Down to the last character, write out the records below.

App and web page records

____________

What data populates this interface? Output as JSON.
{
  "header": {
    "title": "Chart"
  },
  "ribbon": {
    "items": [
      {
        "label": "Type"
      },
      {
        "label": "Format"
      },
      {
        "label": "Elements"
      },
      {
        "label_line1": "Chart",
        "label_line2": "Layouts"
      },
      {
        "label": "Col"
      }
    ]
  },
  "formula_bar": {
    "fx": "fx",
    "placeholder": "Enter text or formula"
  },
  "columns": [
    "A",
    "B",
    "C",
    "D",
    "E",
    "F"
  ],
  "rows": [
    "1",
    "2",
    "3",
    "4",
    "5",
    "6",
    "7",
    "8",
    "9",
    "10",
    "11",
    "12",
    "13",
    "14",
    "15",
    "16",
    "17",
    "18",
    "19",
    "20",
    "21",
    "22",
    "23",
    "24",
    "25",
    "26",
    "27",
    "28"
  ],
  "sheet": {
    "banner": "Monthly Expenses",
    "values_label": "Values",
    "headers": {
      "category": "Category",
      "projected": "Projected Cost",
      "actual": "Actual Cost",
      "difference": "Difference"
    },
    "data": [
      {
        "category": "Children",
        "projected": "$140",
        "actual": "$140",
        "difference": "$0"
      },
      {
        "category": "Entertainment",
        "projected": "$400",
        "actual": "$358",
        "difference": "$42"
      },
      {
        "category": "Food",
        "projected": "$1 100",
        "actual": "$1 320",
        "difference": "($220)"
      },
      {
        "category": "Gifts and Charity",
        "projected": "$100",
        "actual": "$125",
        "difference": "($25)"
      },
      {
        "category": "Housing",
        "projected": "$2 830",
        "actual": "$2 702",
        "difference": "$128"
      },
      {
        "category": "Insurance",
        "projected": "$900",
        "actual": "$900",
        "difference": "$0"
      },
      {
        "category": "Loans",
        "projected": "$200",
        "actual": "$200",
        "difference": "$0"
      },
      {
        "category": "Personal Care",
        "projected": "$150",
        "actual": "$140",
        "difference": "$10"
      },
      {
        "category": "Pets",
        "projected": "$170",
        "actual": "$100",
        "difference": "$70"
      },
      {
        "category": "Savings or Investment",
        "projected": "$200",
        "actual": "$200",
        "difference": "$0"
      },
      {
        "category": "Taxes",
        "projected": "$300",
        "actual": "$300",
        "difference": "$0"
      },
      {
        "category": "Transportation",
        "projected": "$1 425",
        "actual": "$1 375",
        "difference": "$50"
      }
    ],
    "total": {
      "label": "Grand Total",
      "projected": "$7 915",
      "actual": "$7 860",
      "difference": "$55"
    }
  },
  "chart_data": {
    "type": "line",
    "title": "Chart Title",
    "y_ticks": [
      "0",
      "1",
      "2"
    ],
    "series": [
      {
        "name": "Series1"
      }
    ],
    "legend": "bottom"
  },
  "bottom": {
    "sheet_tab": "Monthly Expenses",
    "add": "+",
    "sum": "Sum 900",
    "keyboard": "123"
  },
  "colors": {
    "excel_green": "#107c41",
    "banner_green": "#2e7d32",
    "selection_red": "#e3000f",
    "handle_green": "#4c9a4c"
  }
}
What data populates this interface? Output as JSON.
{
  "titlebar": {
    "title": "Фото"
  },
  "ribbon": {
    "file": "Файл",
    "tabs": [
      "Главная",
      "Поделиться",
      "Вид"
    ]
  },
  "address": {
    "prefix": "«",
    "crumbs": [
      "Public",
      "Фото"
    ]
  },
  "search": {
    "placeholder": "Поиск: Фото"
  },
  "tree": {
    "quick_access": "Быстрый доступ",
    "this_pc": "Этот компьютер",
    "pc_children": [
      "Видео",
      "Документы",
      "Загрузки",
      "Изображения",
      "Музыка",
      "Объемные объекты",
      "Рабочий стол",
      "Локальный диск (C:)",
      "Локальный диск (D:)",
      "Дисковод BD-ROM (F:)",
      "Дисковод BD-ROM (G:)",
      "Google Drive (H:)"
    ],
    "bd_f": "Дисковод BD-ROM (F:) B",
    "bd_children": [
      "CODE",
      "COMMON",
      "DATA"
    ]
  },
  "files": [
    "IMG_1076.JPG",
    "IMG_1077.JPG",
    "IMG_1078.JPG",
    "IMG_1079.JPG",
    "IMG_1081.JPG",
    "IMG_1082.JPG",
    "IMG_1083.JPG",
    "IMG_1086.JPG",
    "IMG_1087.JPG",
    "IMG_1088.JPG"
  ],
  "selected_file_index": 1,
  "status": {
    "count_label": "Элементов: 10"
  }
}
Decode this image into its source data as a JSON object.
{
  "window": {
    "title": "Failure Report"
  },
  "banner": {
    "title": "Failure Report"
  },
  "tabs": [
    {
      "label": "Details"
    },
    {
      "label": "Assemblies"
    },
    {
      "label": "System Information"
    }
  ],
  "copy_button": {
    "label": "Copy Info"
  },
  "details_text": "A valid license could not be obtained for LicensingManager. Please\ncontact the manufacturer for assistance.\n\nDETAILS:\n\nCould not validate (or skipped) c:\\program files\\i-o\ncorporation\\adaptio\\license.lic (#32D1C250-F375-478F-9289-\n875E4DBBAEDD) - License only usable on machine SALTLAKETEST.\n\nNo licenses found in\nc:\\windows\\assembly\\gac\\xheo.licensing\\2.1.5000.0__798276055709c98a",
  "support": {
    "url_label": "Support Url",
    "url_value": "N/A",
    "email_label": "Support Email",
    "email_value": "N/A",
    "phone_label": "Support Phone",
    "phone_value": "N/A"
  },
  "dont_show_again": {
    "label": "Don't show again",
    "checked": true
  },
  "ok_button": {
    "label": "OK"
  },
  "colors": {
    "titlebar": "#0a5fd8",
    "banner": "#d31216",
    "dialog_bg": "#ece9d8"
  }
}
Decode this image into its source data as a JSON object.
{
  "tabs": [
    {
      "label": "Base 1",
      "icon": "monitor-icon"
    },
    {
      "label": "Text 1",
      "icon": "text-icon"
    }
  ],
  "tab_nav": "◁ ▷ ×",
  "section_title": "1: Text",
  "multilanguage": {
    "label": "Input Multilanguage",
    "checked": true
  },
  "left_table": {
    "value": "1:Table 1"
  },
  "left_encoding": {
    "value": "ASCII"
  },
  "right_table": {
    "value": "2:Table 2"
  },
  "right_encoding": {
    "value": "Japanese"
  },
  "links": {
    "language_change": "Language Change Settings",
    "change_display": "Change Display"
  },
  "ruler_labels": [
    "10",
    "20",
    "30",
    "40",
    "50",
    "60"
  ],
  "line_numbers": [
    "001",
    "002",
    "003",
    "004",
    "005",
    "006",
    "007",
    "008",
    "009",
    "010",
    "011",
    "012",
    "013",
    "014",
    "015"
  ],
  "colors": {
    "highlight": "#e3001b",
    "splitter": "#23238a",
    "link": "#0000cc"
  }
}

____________

Output of the task
What data populates this interface? Output as JSON.
{
  "header": {
    "title": "Chart"
  },
  "ribbon": {
    "items": [
      {
        "label": "Type"
      },
      {
        "label": "Format"
      },
      {
        "label": "Elements"
      },
      {
        "label_line1": "Chart",
        "label_line2": "Layouts"
      },
      {
        "label": "Col"
      }
    ]
  },
  "formula_bar": {
    "fx": "fx",
    "placeholder": "Enter text or formula"
  },
  "columns": [
    "A",
    "B",
    "C",
    "D",
    "E",
    "F"
  ],
  "rows": [
    "1",
    "2",
    "3",
    "4",
    "5",
    "6",
    "7",
    "8",
    "9",
    "10",
    "11",
    "12",
    "13",
    "14",
    "15",
    "16",
    "17",
    "18",
    "19",
    "20",
    "21",
    "22",
    "23",
    "24",
    "25",
    "26",
    "27",
    "28"
  ],
  "sheet": {
    "banner": "Monthly Expenses",
    "values_label": "Values",
    "headers": {
      "category": "Category",
      "projected": "Projected Cost",
      "actual": "Actual Cost",
      "difference": "Difference"
    },
    "data": [
      {
        "category": "Children",
        "projected": "$140",
        "actual": "$140",
        "difference": "$0"
      },
      {
        "category": "Entertainment",
        "projected": "$400",
        "actual": "$358",
        "difference": "$42"
      },
      {
        "category": "Food",
        "projected": "$1 100",
        "actual": "$1 320",
        "difference": "($220)"
      },
      {
        "category": "Gifts and Charity",
        "projected": "$100",
        "actual": "$125",
        "difference": "($25)"
      },
      {
        "category": "Housing",
        "projected": "$2 830",
        "actual": "$2 702",
        "difference": "$128"
      },
      {
        "category": "Insurance",
        "projected": "$900",
        "actual": "$900",
        "difference": "$0"
      },
      {
        "category": "Loans",
        "projected": "$200",
        "actual": "$200",
        "difference": "$0"
      },
      {
        "category": "Personal Care",
        "projected": "$150",
        "actual": "$140",
        "difference": "$10"
      },
      {
        "category": "Pets",
        "projected": "$170",
        "actual": "$100",
        "difference": "$70"
      },
      {
        "category": "Savings or Investment",
        "projected": "$200",
        "actual": "$200",
        "difference": "$0"
      },
      {
        "category": "Taxes",
        "projected": "$300",
        "actual": "$300",
        "difference": "$0"
      },
      {
        "category": "Transportation",
        "projected": "$1 425",
        "actual": "$1 375",
        "difference": "$50"
      }
    ],
    "total": {
      "label": "Grand Total",
      "projected": "$7 915",
      "actual": "$7 860",
      "difference": "$55"
    }
  },
  "chart_data": {
    "type": "line",
    "title": "Chart Title",
    "y_ticks": [
      "0",
      "1",
      "2"
    ],
    "series": [
      {
        "name": "Series1"
      }
    ],
    "legend": "bottom"
  },
  "bottom": {
    "sheet_tab": "Monthly Expenses",
    "add": "+",
    "sum": "Sum 900",
    "keyboard": "123"
  },
  "colors": {
    "excel_green": "#107c41",
    "banner_green": "#2e7d32",
    "selection_red": "#e3000f",
    "handle_green": "#4c9a4c"
  }
}
What data populates this interface? Output as JSON.
{
  "titlebar": {
    "title": "Фото"
  },
  "ribbon": {
    "file": "Файл",
    "tabs": [
      "Главная",
      "Поделиться",
      "Вид"
    ]
  },
  "address": {
    "prefix": "«",
    "crumbs": [
      "Public",
      "Фото"
    ]
  },
  "search": {
    "placeholder": "Поиск: Фото"
  },
  "tree": {
    "quick_access": "Быстрый доступ",
    "this_pc": "Этот компьютер",
    "pc_children": [
      "Видео",
      "Документы",
      "Загрузки",
      "Изображения",
      "Музыка",
      "Объемные объекты",
      "Рабочий стол",
      "Локальный диск (C:)",
      "Локальный диск (D:)",
      "Дисковод BD-ROM (F:)",
      "Дисковод BD-ROM (G:)",
      "Google Drive (H:)"
    ],
    "bd_f": "Дисковод BD-ROM (F:) B",
    "bd_children": [
      "CODE",
      "COMMON",
      "DATA"
    ]
  },
  "files": [
    "IMG_1076.JPG",
    "IMG_1077.JPG",
    "IMG_1078.JPG",
    "IMG_1079.JPG",
    "IMG_1081.JPG",
    "IMG_1082.JPG",
    "IMG_1083.JPG",
    "IMG_1086.JPG",
    "IMG_1087.JPG",
    "IMG_1088.JPG"
  ],
  "selected_file_index": 1,
  "status": {
    "count_label": "Элементов: 10"
  }
}
Decode this image into its source data as a JSON object.
{
  "window": {
    "title": "Failure Report"
  },
  "banner": {
    "title": "Failure Report"
  },
  "tabs": [
    {
      "label": "Details"
    },
    {
      "label": "Assemblies"
    },
    {
      "label": "System Information"
    }
  ],
  "copy_button": {
    "label": "Copy Info"
  },
  "details_text": "A valid license could not be obtained for LicensingManager. Please\ncontact the manufacturer for assistance.\n\nDETAILS:\n\nCould not validate (or skipped) c:\\program files\\i-o\ncorporation\\adaptio\\license.lic (#32D1C250-F375-478F-9289-\n875E4DBBAEDD) - License only usable on machine SALTLAKETEST.\n\nNo licenses found in\nc:\\windows\\assembly\\gac\\xheo.licensing\\2.1.5000.0__798276055709c98a",
  "support": {
    "url_label": "Support Url",
    "url_value": "N/A",
    "email_label": "Support Email",
    "email_value": "N/A",
    "phone_label": "Support Phone",
    "phone_value": "N/A"
  },
  "dont_show_again": {
    "label": "Don't show again",
    "checked": true
  },
  "ok_button": {
    "label": "OK"
  },
  "colors": {
    "titlebar": "#0a5fd8",
    "banner": "#d31216",
    "dialog_bg": "#ece9d8"
  }
}
Decode this image into its source data as a JSON object.
{
  "tabs": [
    {
      "label": "Base 1",
      "icon": "monitor-icon"
    },
    {
      "label": "Text 1",
      "icon": "text-icon"
    }
  ],
  "tab_nav": "◁ ▷ ×",
  "section_title": "1: Text",
  "multilanguage": {
    "label": "Input Multilanguage",
    "checked": true
  },
  "left_table": {
    "value": "1:Table 1"
  },
  "left_encoding": {
    "value": "ASCII"
  },
  "right_table": {
    "value": "2:Table 2"
  },
  "right_encoding": {
    "value": "Japanese"
  },
  "links": {
    "language_change": "Language Change Settings",
    "change_display": "Change Display"
  },
  "ruler_labels": [
    "10",
    "20",
    "30",
    "40",
    "50",
    "60"
  ],
  "line_numbers": [
    "001",
    "002",
    "003",
    "004",
    "005",
    "006",
    "007",
    "008",
    "009",
    "010",
    "011",
    "012",
    "013",
    "014",
    "015"
  ],
  "colors": {
    "highlight": "#e3001b",
    "splitter": "#23238a",
    "link": "#0000cc"
  }
}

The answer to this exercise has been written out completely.